Link to Provincial Forecasts:  http://bcrfc.env.gov.bc.ca/bulletins/freshet.htm

Provincial River Outlook Issued:

June 11, 2014

Fraser River levels  reached just over 5.5m at the Mission gauge in the later part of May and have been droping since, to a current level below 4.5m.  As of June 10, 2014, water level forecasts will no longer be posted on the River Forecast website, unless levels return to around 5.5 m at the Fraser River at Mission gauge.

(Environment Canada) Overall, spring 2014 was slightly cooler and wetter than normal. Precipitation and near average temperatures through April provided late winter snowpack accumulation in the north. A delay in the onset of melt season occurred until early May. The warmer and wetter weather has led to rapid snow melt, and caused most rivers in the province to have above average flow in May. Flows in central interior reached up to 1-in-5 year to 1-in-20 year return period conditions. Despite the higher than normal snowpacks in the north, warming throughout the period was gradual, therefore was producing an incremental melt which minimized flooding.

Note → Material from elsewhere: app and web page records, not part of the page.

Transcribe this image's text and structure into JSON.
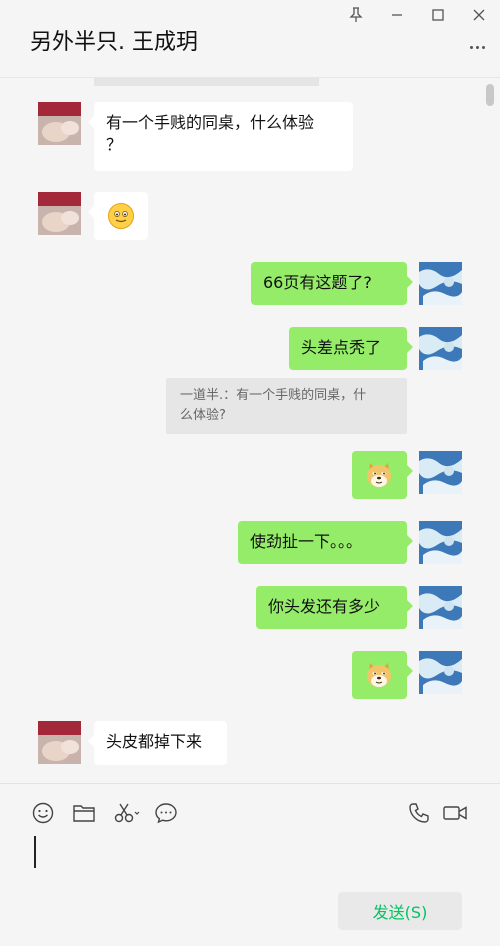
{
  "window": {
    "title": "另外半只. 王成玥"
  },
  "messages": [
    {
      "side": "in",
      "text": "有一个手贱的同桌，什么体验",
      "text2": "？"
    },
    {
      "side": "in",
      "emoji": "smile"
    },
    {
      "side": "out",
      "text": "66页有这题了?"
    },
    {
      "side": "out",
      "text": "头差点秃了"
    },
    {
      "side": "quote",
      "text": "一道半.：有一个手贱的同桌，什么体验?"
    },
    {
      "side": "out",
      "emoji": "doge"
    },
    {
      "side": "out",
      "text": "使劲扯一下。。。"
    },
    {
      "side": "out",
      "text": "你头发还有多少"
    },
    {
      "side": "out",
      "emoji": "doge"
    },
    {
      "side": "in",
      "text": "头皮都掉下来"
    }
  ],
  "quote": {
    "line1": "一道半.：有一个手贱的同桌，什",
    "line2": "么体验?"
  },
  "input": {
    "send_label": "发送(S)"
  },
  "colors": {
    "background": "#f5f5f5",
    "bubble_out": "#95ec69",
    "bubble_in": "#ffffff",
    "send_text": "#07c160"
  }
}
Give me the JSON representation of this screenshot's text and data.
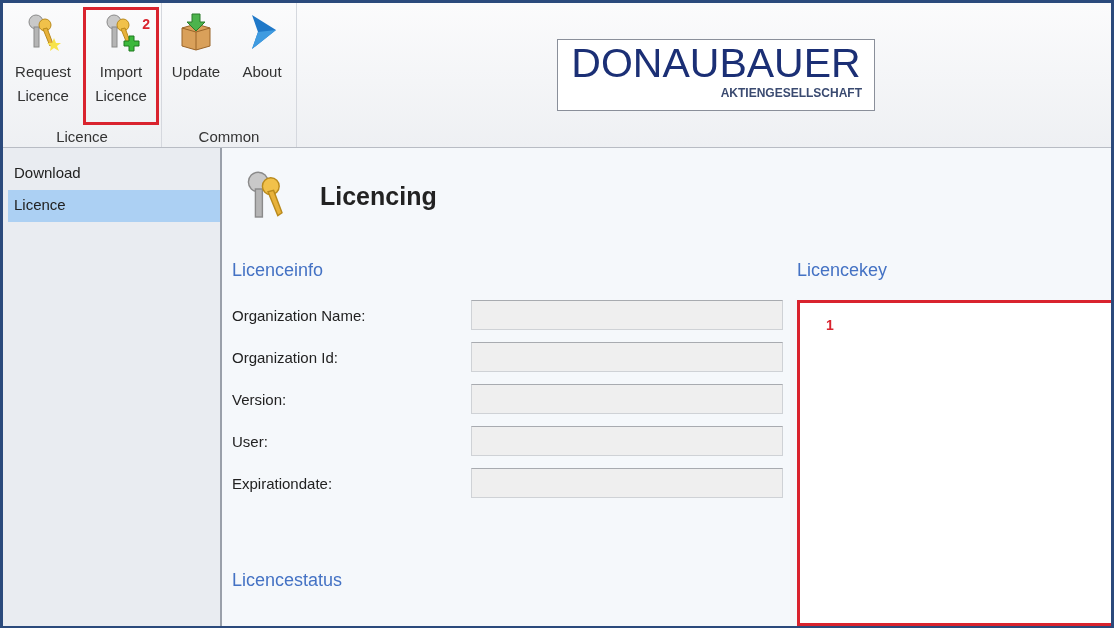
{
  "ribbon": {
    "groups": [
      {
        "label": "Licence",
        "buttons": [
          {
            "label": "Request Licence",
            "kind": "key-star",
            "highlighted": false
          },
          {
            "label": "Import Licence",
            "kind": "key-plus",
            "highlighted": true,
            "marker": "2"
          }
        ]
      },
      {
        "label": "Common",
        "buttons": [
          {
            "label": "Update",
            "kind": "package",
            "highlighted": false
          },
          {
            "label": "About",
            "kind": "triangle",
            "highlighted": false
          }
        ]
      }
    ],
    "logo": {
      "name": "DONAUBAUER",
      "subtitle": "AKTIENGESELLSCHAFT"
    }
  },
  "sidebar": {
    "items": [
      {
        "label": "Download",
        "selected": false
      },
      {
        "label": "Licence",
        "selected": true
      }
    ]
  },
  "page": {
    "title": "Licencing",
    "info": {
      "title": "Licenceinfo",
      "fields": [
        {
          "label": "Organization Name:"
        },
        {
          "label": "Organization Id:"
        },
        {
          "label": "Version:"
        },
        {
          "label": "User:"
        },
        {
          "label": "Expirationdate:"
        }
      ]
    },
    "status": {
      "title": "Licencestatus"
    },
    "key": {
      "title": "Licencekey",
      "highlighted": true,
      "marker": "1"
    }
  }
}
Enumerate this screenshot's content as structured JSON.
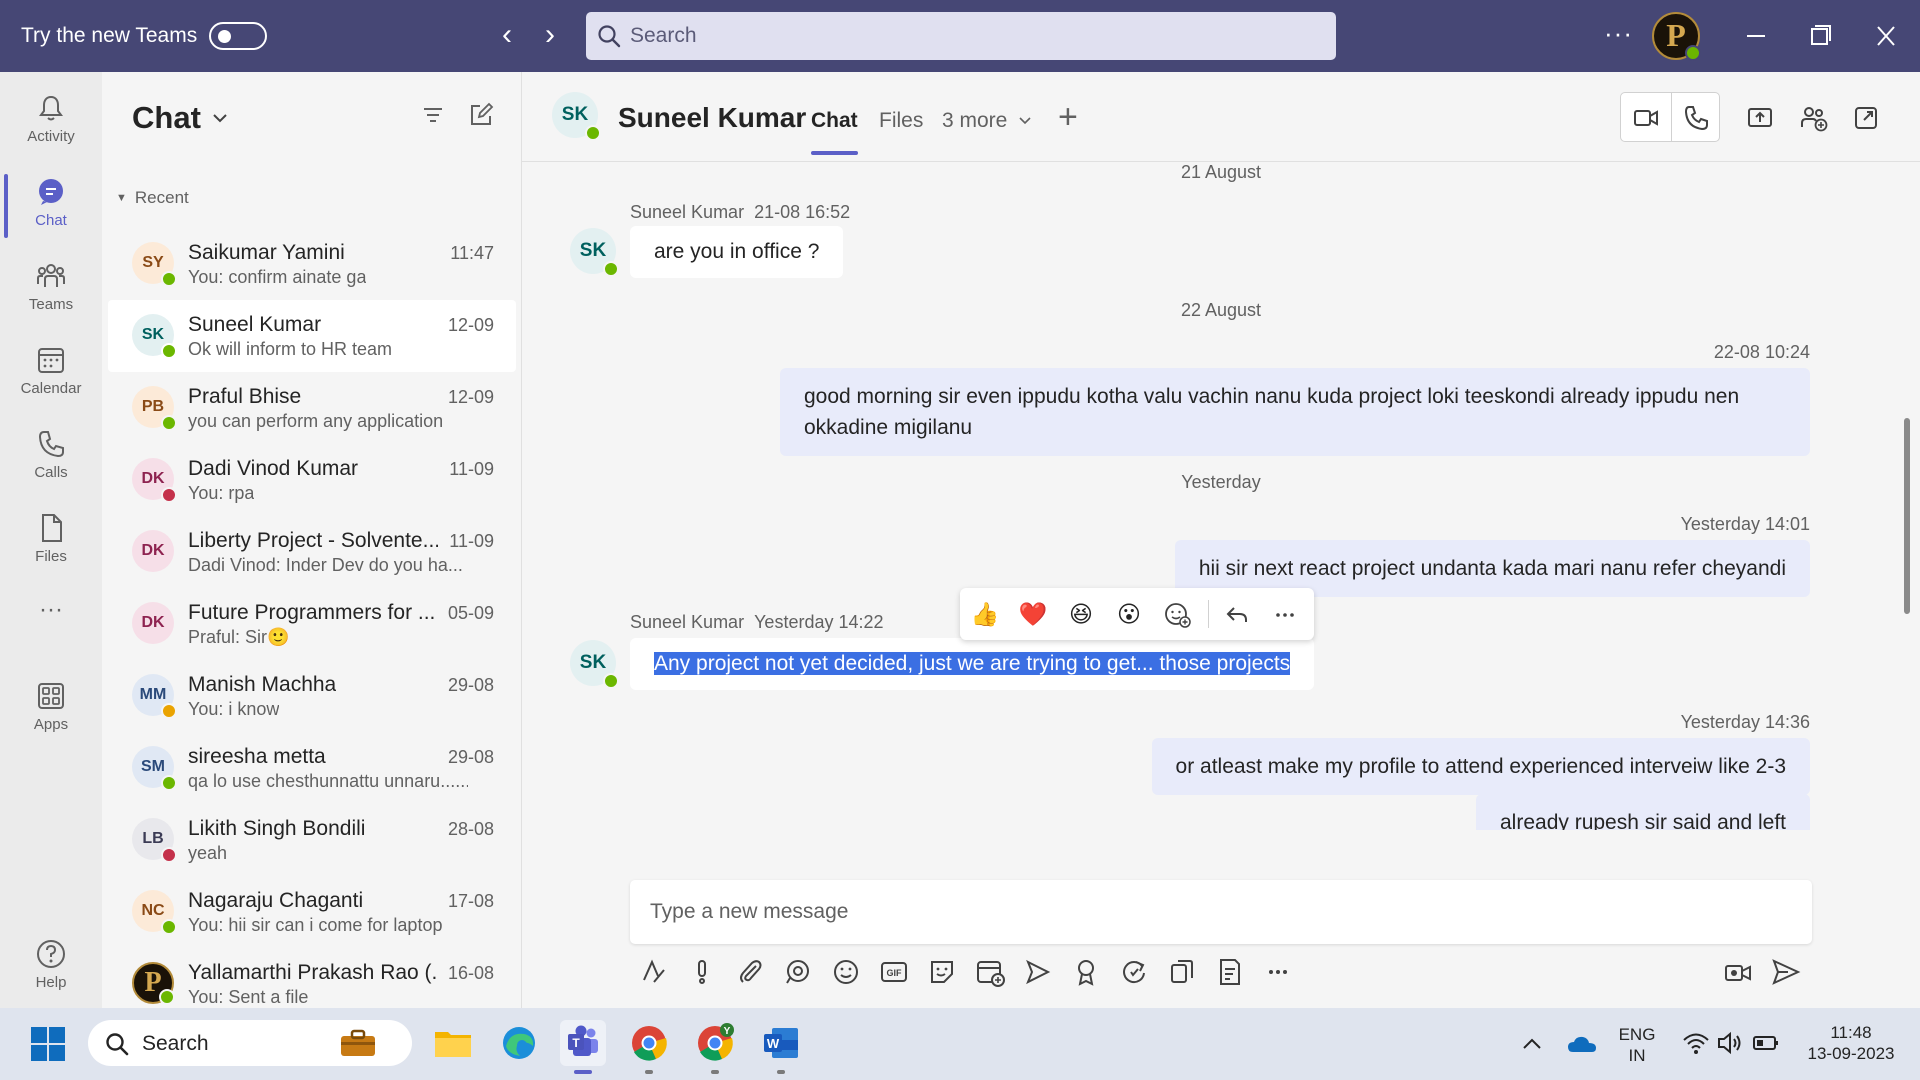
{
  "titlebar": {
    "try_label": "Try the new Teams",
    "search_placeholder": "Search",
    "more_label": "···"
  },
  "rail": {
    "items": [
      {
        "label": "Activity",
        "icon": "bell-icon"
      },
      {
        "label": "Chat",
        "icon": "chat-icon"
      },
      {
        "label": "Teams",
        "icon": "teams-icon"
      },
      {
        "label": "Calendar",
        "icon": "calendar-icon"
      },
      {
        "label": "Calls",
        "icon": "phone-icon"
      },
      {
        "label": "Files",
        "icon": "file-icon"
      },
      {
        "label": "···",
        "icon": "more-icon"
      },
      {
        "label": "Apps",
        "icon": "apps-icon"
      },
      {
        "label": "Help",
        "icon": "help-icon"
      }
    ]
  },
  "chatlist": {
    "title": "Chat",
    "section": "Recent",
    "chats": [
      {
        "initials": "SY",
        "name": "Saikumar Yamini",
        "preview": "You: confirm ainate ga",
        "time": "11:47",
        "avatar_bg": "#fcead8",
        "avatar_fg": "#8a4a16",
        "presence": "#6bb700"
      },
      {
        "initials": "SK",
        "name": "Suneel Kumar",
        "preview": "Ok will inform to HR team",
        "time": "12-09",
        "avatar_bg": "#e3f0f1",
        "avatar_fg": "#00605e",
        "presence": "#6bb700"
      },
      {
        "initials": "PB",
        "name": "Praful Bhise",
        "preview": "you can perform any application",
        "time": "12-09",
        "avatar_bg": "#fcead8",
        "avatar_fg": "#8a4a16",
        "presence": "#6bb700"
      },
      {
        "initials": "DK",
        "name": "Dadi Vinod Kumar",
        "preview": "You: rpa",
        "time": "11-09",
        "avatar_bg": "#f6dfe8",
        "avatar_fg": "#8e2350",
        "presence": "#c4314b"
      },
      {
        "initials": "DK",
        "name": "Liberty Project - Solvente...",
        "preview": "Dadi Vinod: Inder Dev do you ha...",
        "time": "11-09",
        "avatar_bg": "#f6dfe8",
        "avatar_fg": "#8e2350",
        "presence": ""
      },
      {
        "initials": "DK",
        "name": "Future Programmers for ...",
        "preview": "Praful: Sir🙂",
        "time": "05-09",
        "avatar_bg": "#f6dfe8",
        "avatar_fg": "#8e2350",
        "presence": ""
      },
      {
        "initials": "MM",
        "name": "Manish Machha",
        "preview": "You: i know",
        "time": "29-08",
        "avatar_bg": "#e0e8f4",
        "avatar_fg": "#2b4a7a",
        "presence": "#eaa300"
      },
      {
        "initials": "SM",
        "name": "sireesha metta",
        "preview": "qa lo use chesthunnattu unnaru......",
        "time": "29-08",
        "avatar_bg": "#e0e8f4",
        "avatar_fg": "#2b4a7a",
        "presence": "#6bb700"
      },
      {
        "initials": "LB",
        "name": "Likith Singh Bondili",
        "preview": "yeah",
        "time": "28-08",
        "avatar_bg": "#e8e8ec",
        "avatar_fg": "#3b3b55",
        "presence": "#c4314b"
      },
      {
        "initials": "NC",
        "name": "Nagaraju Chaganti",
        "preview": "You: hii sir can i come for laptop",
        "time": "17-08",
        "avatar_bg": "#fcead8",
        "avatar_fg": "#8a4a16",
        "presence": "#6bb700"
      },
      {
        "initials": "P",
        "name": "Yallamarthi Prakash Rao (...",
        "preview": "You: Sent a file",
        "time": "16-08",
        "avatar_bg": "#1a1208",
        "avatar_fg": "#d5a850",
        "presence": "#6bb700"
      }
    ]
  },
  "header": {
    "initials": "SK",
    "name": "Suneel Kumar",
    "tabs": [
      "Chat",
      "Files",
      "3 more"
    ]
  },
  "messages": {
    "date1": "21 August",
    "m1_sender": "Suneel Kumar",
    "m1_time": "21-08 16:52",
    "m1_text": "are you in office ?",
    "date2": "22 August",
    "m2_time": "22-08 10:24",
    "m2_text": "good morning sir even ippudu kotha valu vachin nanu kuda project loki teeskondi already ippudu nen okkadine migilanu",
    "date3": "Yesterday",
    "m3_time": "Yesterday 14:01",
    "m3_text": "hii sir next react project undanta kada mari nanu refer cheyandi",
    "m4_sender": "Suneel Kumar",
    "m4_time": "Yesterday 14:22",
    "m4_text": "Any project not yet decided, just we are trying to get... those projects",
    "m5_time": "Yesterday 14:36",
    "m5_text": "or atleast make my profile to attend experienced interveiw like 2-3",
    "m6_text": "already rupesh sir said and left",
    "reactions": [
      "👍",
      "❤️",
      "😆",
      "😮"
    ]
  },
  "compose": {
    "placeholder": "Type a new message"
  },
  "taskbar": {
    "search_placeholder": "Search",
    "lang_top": "ENG",
    "lang_bottom": "IN",
    "time": "11:48",
    "date": "13-09-2023"
  },
  "colors": {
    "brand": "#5b5fc7",
    "titlebar": "#464775",
    "available": "#6bb700",
    "busy": "#c4314b",
    "away": "#eaa300"
  }
}
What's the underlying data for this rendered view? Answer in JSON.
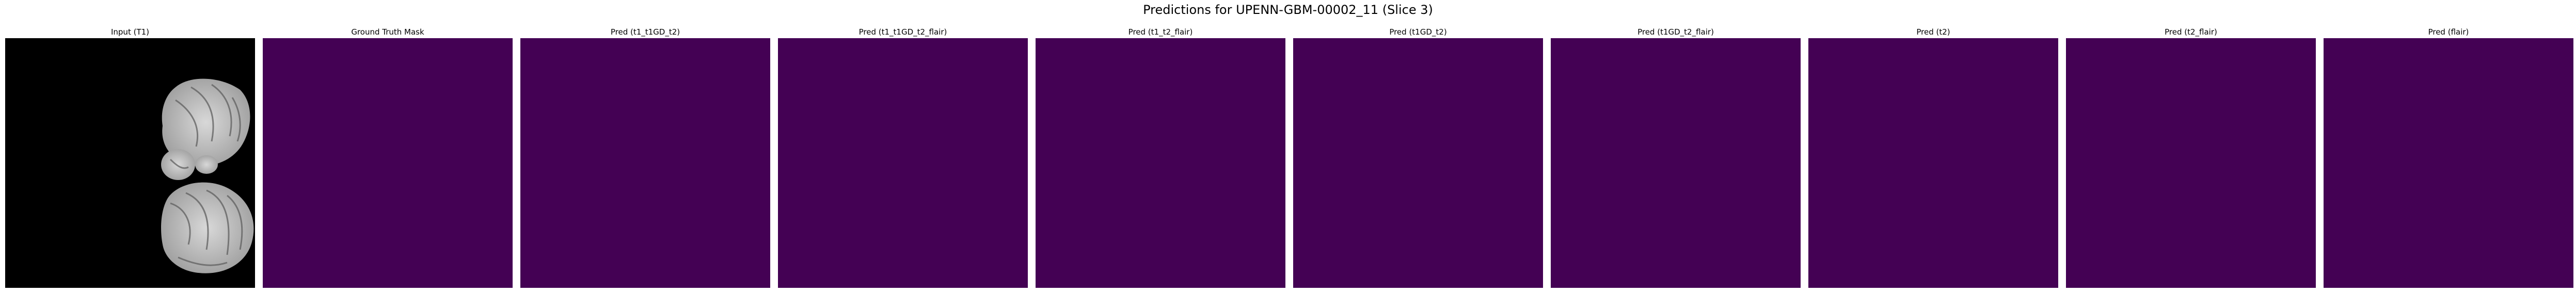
{
  "figure": {
    "title": "Predictions for UPENN-GBM-00002_11 (Slice 3)",
    "mask_color": "#440154",
    "panels": [
      {
        "title": "Input (T1)",
        "kind": "mri"
      },
      {
        "title": "Ground Truth Mask",
        "kind": "mask"
      },
      {
        "title": "Pred (t1_t1GD_t2)",
        "kind": "mask"
      },
      {
        "title": "Pred (t1_t1GD_t2_flair)",
        "kind": "mask"
      },
      {
        "title": "Pred (t1_t2_flair)",
        "kind": "mask"
      },
      {
        "title": "Pred (t1GD_t2)",
        "kind": "mask"
      },
      {
        "title": "Pred (t1GD_t2_flair)",
        "kind": "mask"
      },
      {
        "title": "Pred (t2)",
        "kind": "mask"
      },
      {
        "title": "Pred (t2_flair)",
        "kind": "mask"
      },
      {
        "title": "Pred (flair)",
        "kind": "mask"
      }
    ]
  }
}
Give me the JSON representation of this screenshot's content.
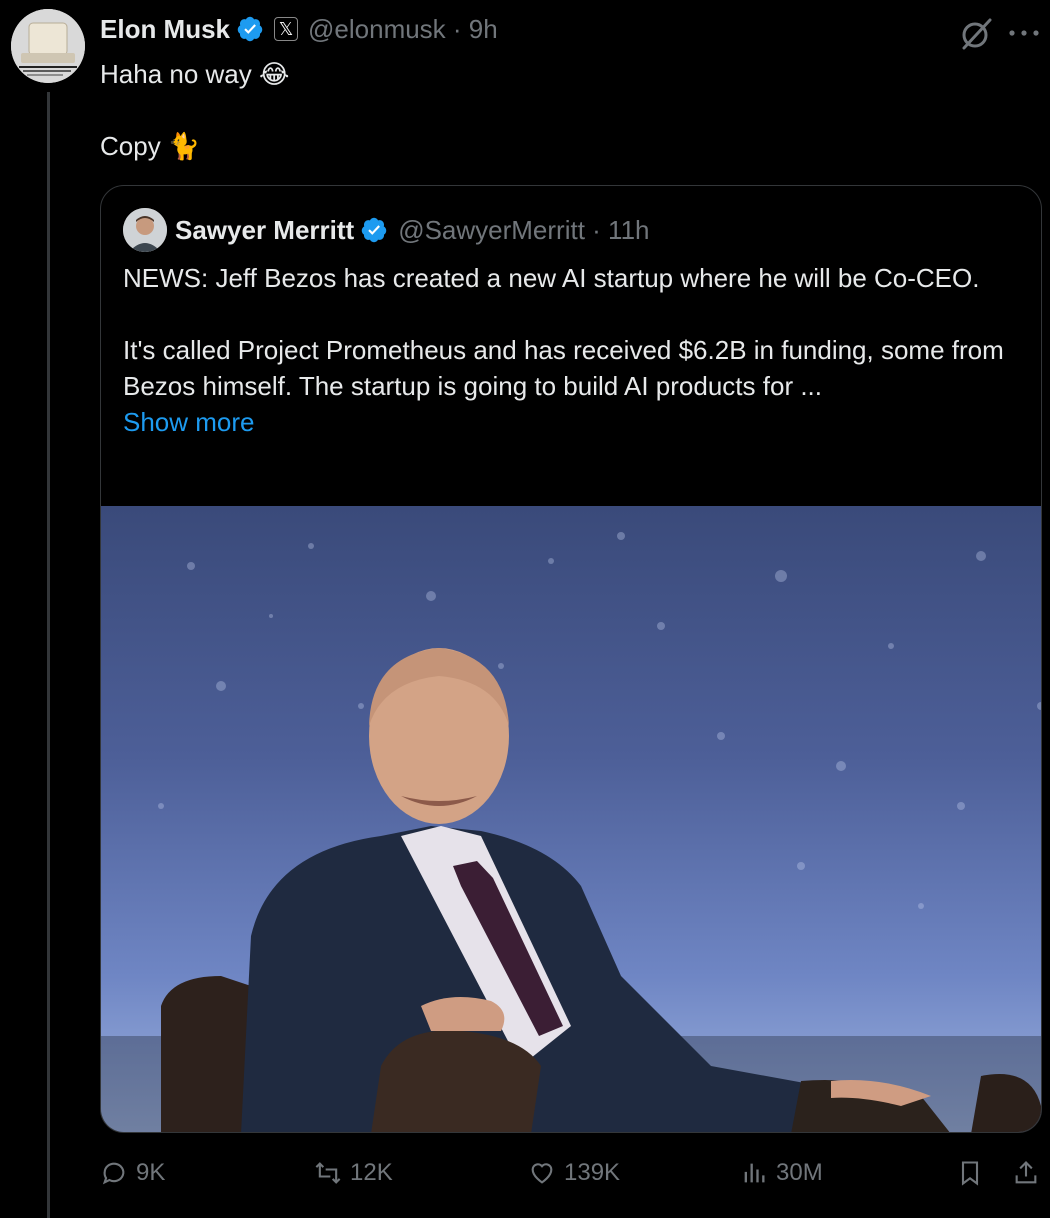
{
  "tweet": {
    "author_name": "Elon Musk",
    "author_handle": "@elonmusk",
    "separator": " · ",
    "time": "9h",
    "x_badge": "𝕏",
    "text": "Haha no way 😂\n\nCopy 🐈"
  },
  "quoted": {
    "author_name": "Sawyer Merritt",
    "author_handle": "@SawyerMerritt",
    "separator": " · ",
    "time": "11h",
    "paragraph1": "NEWS: Jeff Bezos has created a new AI startup where he will be Co-CEO.",
    "paragraph2": "It's called Project Prometheus and has received $6.2B in funding, some from Bezos himself. The startup is going to build AI products for ...",
    "show_more": "Show more"
  },
  "actions": {
    "replies": "9K",
    "reposts": "12K",
    "likes": "139K",
    "views": "30M"
  },
  "colors": {
    "background": "#000000",
    "text": "#e7e9ea",
    "muted": "#71767b",
    "link": "#1d9bf0",
    "verified": "#1d9bf0",
    "border": "#333639"
  },
  "icons": [
    "verified-badge-icon",
    "x-logo-icon",
    "grok-icon",
    "more-icon",
    "reply-icon",
    "repost-icon",
    "like-icon",
    "views-icon",
    "bookmark-icon",
    "share-icon"
  ]
}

May 30, 2014

Through most of the province, river levels are expected to continue to recede through the weekend. Flows on the Fraser River at Hope are expected to drop to around 8000 m3/s by early next week. The Fraser River at Mission has also dropped, and is currently at a gauge height of 5.46 m.

The warming trend through next week will cause increased snow melt rates for the remaining snow pack, and may result in increased river levels towards the middle of next week.

May 15, 2014:

With warmer weather in early-May, the seasonal melt of the snow pack is under way. The Province has reported that many of the larger river systems, including the Fraser River and Thompson River, are flowing at well above normal levels for this time of year, and in many cases are approaching mean annual flow level. On the Fraser River, an estimated 26% of the freshet runoff (forecasted April-September volume) has passed through Shelley, and 22% through Hope. Typically, the peak of the runoff season occurs when 35-45% of the freshet volume has passed. On the Fraser River, on-going flood risk from snow melt is expected to last another 3 weeks.

May 6, 2014:

Fraser River Freshet Outlook was presented to Council. Overall snowpack for the Fraser River basin is 99% of normal as of April 1st; approximately the same as last year's snowpack, which was also about 100% of normal.  Expected peak this year (assuming relatively normal spring runoff conditions) is 8,600 cubic metres per second at Hope. This would result in water levels in the order of 5.5m at the Mission Gauge.

The peak will depend on the weather during May and June and higher than average flows will occur if there is delayed snowmelt followed by a sudden hot spell or if widespread heavy rainfall coincides with peak snowmelt.

Description Date File Size
Council Update 2014 Freshet 2014-05-23 1.41MB